» **Work order**: Scan the following material for the string "value" and copy each line in which it appears.

» **Data section**:

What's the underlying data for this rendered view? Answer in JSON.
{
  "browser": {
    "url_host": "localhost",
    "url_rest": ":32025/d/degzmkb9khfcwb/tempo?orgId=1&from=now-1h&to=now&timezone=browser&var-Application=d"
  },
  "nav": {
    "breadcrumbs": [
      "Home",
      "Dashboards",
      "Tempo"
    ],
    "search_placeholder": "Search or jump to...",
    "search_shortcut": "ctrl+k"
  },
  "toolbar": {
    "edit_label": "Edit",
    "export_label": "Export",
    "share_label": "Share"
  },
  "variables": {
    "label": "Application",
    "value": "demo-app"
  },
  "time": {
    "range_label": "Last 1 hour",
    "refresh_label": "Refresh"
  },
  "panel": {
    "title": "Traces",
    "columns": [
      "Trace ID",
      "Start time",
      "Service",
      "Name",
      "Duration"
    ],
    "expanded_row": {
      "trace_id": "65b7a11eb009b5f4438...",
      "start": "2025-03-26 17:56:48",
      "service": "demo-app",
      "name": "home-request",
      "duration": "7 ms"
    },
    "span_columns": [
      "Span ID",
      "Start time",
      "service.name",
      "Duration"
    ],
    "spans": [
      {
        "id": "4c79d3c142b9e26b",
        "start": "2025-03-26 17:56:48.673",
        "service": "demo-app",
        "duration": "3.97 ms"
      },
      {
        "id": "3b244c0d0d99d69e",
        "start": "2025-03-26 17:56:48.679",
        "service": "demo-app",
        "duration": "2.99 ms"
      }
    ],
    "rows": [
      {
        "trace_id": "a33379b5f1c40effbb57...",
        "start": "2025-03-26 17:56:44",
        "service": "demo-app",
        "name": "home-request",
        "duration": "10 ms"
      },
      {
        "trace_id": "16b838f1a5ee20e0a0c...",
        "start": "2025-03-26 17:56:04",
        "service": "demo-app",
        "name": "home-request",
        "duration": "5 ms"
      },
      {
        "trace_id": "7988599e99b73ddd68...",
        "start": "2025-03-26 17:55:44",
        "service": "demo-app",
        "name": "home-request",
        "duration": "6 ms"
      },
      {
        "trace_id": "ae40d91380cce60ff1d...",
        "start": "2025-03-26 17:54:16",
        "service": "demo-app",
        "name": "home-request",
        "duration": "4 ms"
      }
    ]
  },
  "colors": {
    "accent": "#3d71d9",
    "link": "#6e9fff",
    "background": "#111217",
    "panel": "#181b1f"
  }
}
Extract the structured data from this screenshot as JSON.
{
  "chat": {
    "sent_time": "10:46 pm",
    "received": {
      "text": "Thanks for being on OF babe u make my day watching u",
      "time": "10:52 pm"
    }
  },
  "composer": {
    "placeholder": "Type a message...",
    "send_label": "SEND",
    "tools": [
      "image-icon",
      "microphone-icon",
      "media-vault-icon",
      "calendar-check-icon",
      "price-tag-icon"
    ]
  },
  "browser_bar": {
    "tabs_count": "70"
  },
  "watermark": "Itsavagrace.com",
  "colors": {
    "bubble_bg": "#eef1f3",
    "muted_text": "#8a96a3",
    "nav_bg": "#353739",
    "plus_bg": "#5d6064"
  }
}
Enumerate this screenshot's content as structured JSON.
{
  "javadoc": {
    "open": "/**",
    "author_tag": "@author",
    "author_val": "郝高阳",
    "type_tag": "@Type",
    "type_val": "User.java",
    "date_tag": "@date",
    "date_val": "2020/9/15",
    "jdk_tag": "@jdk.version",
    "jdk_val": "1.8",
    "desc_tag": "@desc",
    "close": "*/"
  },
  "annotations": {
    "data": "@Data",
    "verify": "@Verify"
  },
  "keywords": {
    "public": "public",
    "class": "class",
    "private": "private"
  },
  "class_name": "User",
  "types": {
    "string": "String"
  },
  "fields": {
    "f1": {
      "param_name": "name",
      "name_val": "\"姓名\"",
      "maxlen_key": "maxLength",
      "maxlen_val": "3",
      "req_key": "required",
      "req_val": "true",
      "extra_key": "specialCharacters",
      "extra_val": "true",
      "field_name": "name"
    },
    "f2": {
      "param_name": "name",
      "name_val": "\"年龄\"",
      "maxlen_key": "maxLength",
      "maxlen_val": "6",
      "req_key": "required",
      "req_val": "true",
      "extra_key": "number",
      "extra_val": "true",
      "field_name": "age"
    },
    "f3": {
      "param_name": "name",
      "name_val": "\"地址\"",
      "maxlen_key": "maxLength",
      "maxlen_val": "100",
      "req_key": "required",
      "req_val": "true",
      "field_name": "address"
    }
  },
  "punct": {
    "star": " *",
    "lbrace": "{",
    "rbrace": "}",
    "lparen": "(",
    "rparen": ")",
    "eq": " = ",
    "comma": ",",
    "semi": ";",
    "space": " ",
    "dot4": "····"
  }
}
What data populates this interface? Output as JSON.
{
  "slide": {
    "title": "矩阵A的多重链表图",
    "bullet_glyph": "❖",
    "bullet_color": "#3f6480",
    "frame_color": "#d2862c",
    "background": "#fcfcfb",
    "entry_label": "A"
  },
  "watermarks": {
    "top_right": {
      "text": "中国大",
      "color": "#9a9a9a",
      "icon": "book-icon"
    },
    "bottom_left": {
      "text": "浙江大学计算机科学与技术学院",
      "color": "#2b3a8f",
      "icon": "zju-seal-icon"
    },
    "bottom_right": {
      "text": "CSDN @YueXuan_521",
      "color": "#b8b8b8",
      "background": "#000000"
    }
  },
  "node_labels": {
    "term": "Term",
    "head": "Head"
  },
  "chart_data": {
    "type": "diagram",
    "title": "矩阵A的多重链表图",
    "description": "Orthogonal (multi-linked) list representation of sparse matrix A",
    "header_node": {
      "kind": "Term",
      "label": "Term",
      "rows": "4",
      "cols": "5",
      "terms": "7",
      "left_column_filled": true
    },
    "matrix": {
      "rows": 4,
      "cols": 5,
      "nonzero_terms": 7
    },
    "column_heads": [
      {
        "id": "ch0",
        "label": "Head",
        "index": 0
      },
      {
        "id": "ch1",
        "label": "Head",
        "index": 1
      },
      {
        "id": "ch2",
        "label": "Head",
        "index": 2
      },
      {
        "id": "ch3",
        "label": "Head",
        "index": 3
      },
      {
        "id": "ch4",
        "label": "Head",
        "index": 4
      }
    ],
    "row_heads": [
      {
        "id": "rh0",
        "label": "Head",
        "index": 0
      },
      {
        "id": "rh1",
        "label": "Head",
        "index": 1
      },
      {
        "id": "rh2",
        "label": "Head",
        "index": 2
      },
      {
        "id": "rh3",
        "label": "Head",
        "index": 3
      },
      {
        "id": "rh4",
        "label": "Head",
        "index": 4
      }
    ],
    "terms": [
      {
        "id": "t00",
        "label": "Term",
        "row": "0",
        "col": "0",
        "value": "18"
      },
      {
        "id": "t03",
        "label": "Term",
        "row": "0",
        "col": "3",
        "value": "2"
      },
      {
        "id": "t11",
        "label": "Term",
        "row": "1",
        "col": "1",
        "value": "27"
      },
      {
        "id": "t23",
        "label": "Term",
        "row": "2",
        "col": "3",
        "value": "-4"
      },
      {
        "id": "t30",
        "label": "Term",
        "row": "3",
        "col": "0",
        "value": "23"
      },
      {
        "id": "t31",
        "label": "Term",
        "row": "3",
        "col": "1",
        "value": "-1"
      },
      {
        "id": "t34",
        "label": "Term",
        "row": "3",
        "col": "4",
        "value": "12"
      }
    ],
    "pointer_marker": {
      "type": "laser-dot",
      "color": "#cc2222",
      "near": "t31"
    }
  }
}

» **Response to this task**:
    "value": "demo-app"
        "value": "18"
        "value": "2"
        "value": "27"
        "value": "-4"
        "value": "23"
        "value": "-1"
        "value": "12"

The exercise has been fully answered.